- Co-leading a Health Research Council programme grant sub-study on IDI data linkage to determine nationwide stroke epidemiology as part of the ARCOS V Study
- Evaluating Telestroke models of care in the pre-hospital and post-discharge settings
- Assessing the FeSS (“Fever, Sugar, Swallow”) tool within NZ Stroke Hospitals
- Testing feasibility of stroke service support in Pacific Islands
- Assessing an Atrial Fibrillation electronic decision support tool
Professor Ranta is accepting enquiries for PhD opportunities.
The Vascular Research Group, in the Department of Surgical Sciences, Dunedin School of Medicine, is headed by Professor Andre van Rij and Professor Greg Jones, and conducts a wide range of research in the fields of vascular biology, genetics, and physiology.
This multidisciplinary group has a wide range of basic science and clinical skills, including molecular biology (genomics, transcriptomics, and proteomics), immunohistopathology, cell culture, and vascular physiology (ultrasonography).
The Vascular Research Group's primary research interests:
- The genetic basis of different forms of vascular disease including abdominal aortic aneurysm, coronary artery disease, lower limb arterial disease, stroke, and varicose veins
- Determining the early processes in the formation of atherosclerosis (arterial disease)
- The identification of circulating markers of vascular susceptibility and/or post-interventional outcome
- Determining the pathophysiology of venous disease
The Vascular Research Group is currently funded by the Health Research Council of New Zealand.
Our research group is a leading member of the Vascular Research Consortium of New Zealand, which aims to support collaborative vascular networks nationally.
Cardiovascular disease remains the leading cause of death, and a significant cause or morbidity in the western world.
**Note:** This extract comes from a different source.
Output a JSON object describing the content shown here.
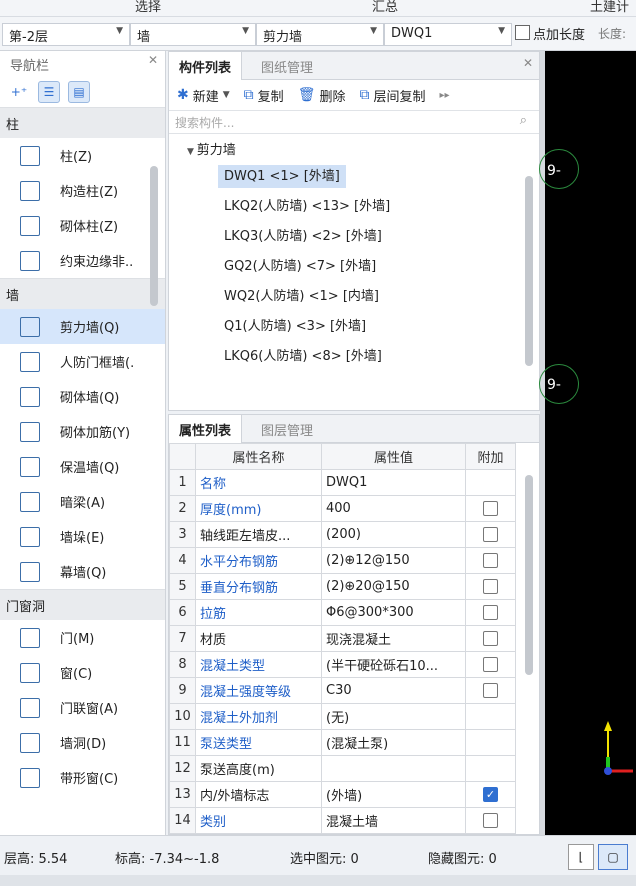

The Wellington Cardiovascular Research Group undertakes basic science projects, translational research and clinical research into ischaemic heart disease, heart failure and cardiac arrhythmia.
Our current areas of research interest include:
- Platelet reactivity and inflammation in ischaemic heart disease
- Technical aspects of interventional cardiology
- Mechanisms of ventricular arrhythmia
- Provision of implantable cardioverter defibrillator therapy
- Applications of novel imaging techniques to aid in diagnostic processes
- Scoring tools for risk stratification in cardiac disease